**** SUPPLIED MATERIAL ****

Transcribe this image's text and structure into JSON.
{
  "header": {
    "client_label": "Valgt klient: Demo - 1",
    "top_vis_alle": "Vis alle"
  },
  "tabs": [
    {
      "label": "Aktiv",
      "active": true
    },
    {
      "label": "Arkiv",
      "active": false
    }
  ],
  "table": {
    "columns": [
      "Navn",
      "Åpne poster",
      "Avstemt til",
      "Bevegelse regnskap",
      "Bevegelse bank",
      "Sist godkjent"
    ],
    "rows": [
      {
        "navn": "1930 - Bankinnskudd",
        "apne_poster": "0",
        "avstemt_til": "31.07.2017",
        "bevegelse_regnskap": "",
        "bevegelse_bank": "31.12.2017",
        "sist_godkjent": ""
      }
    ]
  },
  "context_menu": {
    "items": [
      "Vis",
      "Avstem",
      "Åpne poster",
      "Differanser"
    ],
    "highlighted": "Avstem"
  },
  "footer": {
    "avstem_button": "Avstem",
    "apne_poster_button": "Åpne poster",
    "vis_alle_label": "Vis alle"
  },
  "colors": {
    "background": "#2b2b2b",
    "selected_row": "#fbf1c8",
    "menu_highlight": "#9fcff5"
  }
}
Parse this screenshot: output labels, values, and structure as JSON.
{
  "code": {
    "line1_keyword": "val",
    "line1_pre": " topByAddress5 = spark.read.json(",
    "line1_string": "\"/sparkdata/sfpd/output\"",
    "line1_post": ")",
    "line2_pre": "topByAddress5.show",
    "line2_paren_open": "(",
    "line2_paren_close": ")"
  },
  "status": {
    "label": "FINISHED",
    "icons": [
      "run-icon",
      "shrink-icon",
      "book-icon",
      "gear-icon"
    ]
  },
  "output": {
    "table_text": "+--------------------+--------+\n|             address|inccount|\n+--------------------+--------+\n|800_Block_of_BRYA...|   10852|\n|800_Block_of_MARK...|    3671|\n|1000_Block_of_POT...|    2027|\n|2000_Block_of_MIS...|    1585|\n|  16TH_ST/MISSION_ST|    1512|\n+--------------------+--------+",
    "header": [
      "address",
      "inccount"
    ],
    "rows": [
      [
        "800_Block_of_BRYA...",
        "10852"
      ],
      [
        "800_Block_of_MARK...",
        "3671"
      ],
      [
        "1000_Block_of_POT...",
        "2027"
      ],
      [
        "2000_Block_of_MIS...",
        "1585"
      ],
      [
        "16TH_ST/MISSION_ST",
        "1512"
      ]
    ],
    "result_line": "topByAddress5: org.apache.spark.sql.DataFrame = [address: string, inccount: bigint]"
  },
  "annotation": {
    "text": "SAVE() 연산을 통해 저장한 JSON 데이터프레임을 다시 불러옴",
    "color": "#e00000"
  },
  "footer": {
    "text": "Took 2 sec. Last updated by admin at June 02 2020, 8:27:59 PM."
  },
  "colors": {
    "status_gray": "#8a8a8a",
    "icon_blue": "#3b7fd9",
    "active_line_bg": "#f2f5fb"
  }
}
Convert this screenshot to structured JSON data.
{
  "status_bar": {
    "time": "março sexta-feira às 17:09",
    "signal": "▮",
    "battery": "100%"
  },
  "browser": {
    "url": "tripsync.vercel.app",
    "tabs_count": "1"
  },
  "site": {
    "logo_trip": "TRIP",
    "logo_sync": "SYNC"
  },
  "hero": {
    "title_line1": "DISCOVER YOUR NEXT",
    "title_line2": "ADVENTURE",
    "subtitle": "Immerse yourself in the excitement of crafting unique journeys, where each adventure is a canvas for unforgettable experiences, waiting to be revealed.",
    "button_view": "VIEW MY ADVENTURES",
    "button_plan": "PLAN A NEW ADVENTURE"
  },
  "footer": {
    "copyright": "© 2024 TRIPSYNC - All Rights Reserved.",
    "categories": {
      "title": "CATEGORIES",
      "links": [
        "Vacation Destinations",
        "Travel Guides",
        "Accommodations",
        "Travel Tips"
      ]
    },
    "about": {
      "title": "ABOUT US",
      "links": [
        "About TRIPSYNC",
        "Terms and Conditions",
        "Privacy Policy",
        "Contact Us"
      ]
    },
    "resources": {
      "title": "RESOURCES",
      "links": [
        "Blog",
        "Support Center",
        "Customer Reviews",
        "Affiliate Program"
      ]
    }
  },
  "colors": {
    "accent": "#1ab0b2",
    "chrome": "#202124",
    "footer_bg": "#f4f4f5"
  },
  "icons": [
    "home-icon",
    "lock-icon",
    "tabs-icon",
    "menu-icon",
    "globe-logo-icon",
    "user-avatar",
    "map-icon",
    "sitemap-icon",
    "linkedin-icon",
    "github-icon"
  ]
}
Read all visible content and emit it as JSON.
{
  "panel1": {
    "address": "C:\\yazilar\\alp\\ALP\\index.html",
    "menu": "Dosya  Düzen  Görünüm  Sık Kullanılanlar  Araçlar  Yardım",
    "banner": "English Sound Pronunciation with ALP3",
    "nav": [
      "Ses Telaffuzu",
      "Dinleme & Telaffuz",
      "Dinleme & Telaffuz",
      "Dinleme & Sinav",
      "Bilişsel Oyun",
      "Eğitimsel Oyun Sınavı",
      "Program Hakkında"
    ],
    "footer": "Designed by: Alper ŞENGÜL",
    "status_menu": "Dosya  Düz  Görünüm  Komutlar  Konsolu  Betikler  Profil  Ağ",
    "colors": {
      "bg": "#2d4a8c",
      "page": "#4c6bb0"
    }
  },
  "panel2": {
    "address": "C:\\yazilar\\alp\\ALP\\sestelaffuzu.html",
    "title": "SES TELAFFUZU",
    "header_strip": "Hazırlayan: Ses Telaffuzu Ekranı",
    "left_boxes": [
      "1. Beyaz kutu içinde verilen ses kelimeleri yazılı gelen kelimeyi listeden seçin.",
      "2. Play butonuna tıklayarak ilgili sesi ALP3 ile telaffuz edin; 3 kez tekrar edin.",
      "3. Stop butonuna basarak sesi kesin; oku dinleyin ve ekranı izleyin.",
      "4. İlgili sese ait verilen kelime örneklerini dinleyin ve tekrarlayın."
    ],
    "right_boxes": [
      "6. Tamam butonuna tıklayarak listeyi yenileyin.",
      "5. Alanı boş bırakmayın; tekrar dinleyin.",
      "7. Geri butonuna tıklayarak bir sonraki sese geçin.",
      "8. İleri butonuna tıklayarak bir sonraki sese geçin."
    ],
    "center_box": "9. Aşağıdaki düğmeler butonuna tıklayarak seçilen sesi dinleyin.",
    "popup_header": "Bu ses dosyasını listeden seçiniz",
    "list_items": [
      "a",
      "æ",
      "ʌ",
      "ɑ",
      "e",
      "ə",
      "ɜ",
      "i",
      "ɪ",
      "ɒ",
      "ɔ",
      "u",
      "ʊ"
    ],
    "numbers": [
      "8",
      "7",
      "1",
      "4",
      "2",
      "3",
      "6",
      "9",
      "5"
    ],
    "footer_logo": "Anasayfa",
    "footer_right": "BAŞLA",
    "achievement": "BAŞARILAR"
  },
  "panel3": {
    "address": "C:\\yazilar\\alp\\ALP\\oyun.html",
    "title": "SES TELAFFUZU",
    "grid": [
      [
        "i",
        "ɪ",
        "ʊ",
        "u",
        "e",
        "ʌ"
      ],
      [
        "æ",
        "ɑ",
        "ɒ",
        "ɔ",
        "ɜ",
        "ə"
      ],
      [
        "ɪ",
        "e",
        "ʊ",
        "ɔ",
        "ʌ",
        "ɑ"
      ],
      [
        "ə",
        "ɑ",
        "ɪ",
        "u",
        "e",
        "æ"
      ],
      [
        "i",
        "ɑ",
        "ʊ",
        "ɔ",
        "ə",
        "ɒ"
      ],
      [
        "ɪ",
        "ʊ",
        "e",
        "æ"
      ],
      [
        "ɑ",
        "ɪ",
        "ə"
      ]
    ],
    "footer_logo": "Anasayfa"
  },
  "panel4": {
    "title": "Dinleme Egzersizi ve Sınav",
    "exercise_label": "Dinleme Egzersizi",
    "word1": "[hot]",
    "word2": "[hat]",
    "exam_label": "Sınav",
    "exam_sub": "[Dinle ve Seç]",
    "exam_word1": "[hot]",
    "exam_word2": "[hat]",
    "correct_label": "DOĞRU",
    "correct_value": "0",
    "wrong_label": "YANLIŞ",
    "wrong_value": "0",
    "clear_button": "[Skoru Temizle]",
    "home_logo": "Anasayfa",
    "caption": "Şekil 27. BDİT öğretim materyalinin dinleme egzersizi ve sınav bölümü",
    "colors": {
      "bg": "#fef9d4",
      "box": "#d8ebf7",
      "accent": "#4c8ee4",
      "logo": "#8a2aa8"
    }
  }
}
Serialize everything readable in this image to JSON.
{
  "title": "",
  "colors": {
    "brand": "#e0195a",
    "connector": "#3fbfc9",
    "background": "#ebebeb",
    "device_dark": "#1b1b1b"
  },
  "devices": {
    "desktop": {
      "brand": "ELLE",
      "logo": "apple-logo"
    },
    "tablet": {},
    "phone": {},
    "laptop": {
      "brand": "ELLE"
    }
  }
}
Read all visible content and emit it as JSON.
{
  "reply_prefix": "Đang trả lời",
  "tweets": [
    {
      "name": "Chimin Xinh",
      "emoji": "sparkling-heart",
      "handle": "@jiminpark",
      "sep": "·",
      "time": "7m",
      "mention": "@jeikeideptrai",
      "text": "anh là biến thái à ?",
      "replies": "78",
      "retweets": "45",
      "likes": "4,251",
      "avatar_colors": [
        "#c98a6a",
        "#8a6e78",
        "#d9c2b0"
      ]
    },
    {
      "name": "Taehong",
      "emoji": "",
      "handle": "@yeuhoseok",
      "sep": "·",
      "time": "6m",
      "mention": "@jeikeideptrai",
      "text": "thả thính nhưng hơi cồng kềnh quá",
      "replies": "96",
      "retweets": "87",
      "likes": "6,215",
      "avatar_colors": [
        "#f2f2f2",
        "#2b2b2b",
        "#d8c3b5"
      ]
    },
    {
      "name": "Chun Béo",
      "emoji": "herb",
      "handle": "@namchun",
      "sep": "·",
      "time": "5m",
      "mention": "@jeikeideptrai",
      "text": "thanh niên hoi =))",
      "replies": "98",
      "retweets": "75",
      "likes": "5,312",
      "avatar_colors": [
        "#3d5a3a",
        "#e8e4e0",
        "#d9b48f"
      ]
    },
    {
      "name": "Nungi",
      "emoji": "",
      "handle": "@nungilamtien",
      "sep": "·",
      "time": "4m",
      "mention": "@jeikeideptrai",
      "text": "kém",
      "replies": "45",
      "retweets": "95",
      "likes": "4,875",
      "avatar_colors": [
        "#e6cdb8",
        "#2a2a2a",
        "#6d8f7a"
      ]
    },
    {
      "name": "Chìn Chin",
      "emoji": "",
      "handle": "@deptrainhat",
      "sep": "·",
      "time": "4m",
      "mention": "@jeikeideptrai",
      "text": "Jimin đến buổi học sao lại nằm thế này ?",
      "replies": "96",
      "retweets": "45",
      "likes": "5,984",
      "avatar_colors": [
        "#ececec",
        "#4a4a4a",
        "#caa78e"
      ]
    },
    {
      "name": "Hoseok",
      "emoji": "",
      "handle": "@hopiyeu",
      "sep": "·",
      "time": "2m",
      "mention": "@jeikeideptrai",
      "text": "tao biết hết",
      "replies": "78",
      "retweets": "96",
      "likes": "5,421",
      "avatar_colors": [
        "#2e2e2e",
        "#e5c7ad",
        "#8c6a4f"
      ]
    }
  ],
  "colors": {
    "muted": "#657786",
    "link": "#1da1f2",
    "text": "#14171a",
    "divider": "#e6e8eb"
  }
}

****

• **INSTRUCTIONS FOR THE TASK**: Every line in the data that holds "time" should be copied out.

• **EXERCISE SOLUTION**:
    "time": "março sexta-feira às 17:09",
      "time": "7m",
      "time": "6m",
      "time": "5m",
      "time": "4m",
      "time": "4m",
      "time": "2m",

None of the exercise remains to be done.